In addition, cancer mortality decreased in many nations over the past decade, but increased in more than 50 countries, most of which are in sub-Saharan Africa. These countries include Kenya, Tanzania, Niger, the Democratic Republic of Congo, Mali and Senegal, where health services needed to prevent, diagnose and treat cancer are often missing.
In 2015, there were 17.5 million new cancer cases worldwide and 8.7 million deaths. The disease burden of cancer remains heaviest for countries with the highest levels of development, such as the US, the UK and Germany. Globally, 44 per cent of all new cancer cases and 34 per cent of all cancer deaths are in this highest development
New cases of cancer increased globally by 33 per cent between 2005 and 2015. The most common forms of cancer globally are: breast cancer; tracheal, bronchus and lung (TBL) cancer; and colon and rectum cancer.
TBL cancer and colon and rectum cancer top the list of those causing the greatest number of deaths, followed by stomach and liver cancers. Breast cancer remains both the most common and deadliest form of cancer for women, accounting for 523,000 deaths in 2015.
For men, prostate cancer caused the highest number of new cases, but TBL cancer was the number one killer overall, causing 1.2 million deaths globally. Diverse types of cancer also afflict countries very differently. For example, cervical cancer was ranked the 20th leading cause of death in the US in 2015; in neighbouring Mexico, however, cervical cancer was ranked significantly higher at number eight, with twice the mortality rate.

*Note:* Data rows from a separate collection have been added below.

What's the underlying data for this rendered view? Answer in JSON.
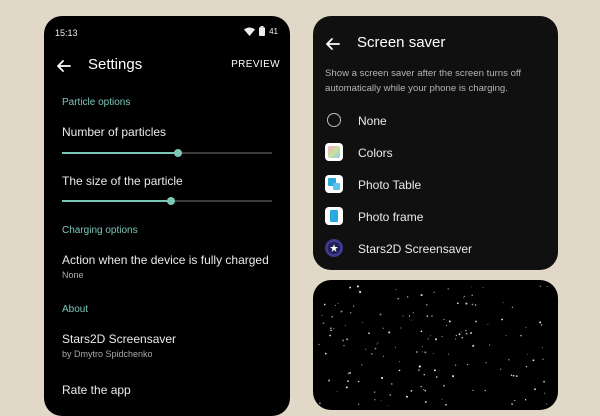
{
  "left_phone": {
    "status": {
      "time": "15:13",
      "battery": "41"
    },
    "title": "Settings",
    "preview_label": "PREVIEW",
    "sections": {
      "particle": "Particle options",
      "charging": "Charging options",
      "about": "About"
    },
    "items": {
      "particles_label": "Number of particles",
      "size_label": "The size of the particle",
      "action_label": "Action when the device is fully charged",
      "action_value": "None",
      "app_name": "Stars2D Screensaver",
      "app_author": "by Dmytro Spidchenko",
      "rate": "Rate the app"
    },
    "sliders": {
      "particles": 0.55,
      "size": 0.52
    },
    "accent": "#7cc6b8"
  },
  "screen_saver": {
    "title": "Screen saver",
    "description": "Show a screen saver after the screen turns off automatically while your phone is charging.",
    "options": [
      {
        "label": "None",
        "icon": "radio-empty-icon",
        "selected": false
      },
      {
        "label": "Colors",
        "icon": "colors-app-icon",
        "selected": false
      },
      {
        "label": "Photo Table",
        "icon": "photo-table-icon",
        "selected": false
      },
      {
        "label": "Photo frame",
        "icon": "photo-frame-icon",
        "selected": false
      },
      {
        "label": "Stars2D Screensaver",
        "icon": "stars2d-app-icon",
        "selected": false
      }
    ]
  }
}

In South Africa, a lower-resource setting, cervical cancer was the second-leading cancer killer, claiming the lives of 5,400 women in 2015. The study was published in the journal JAMA Oncology.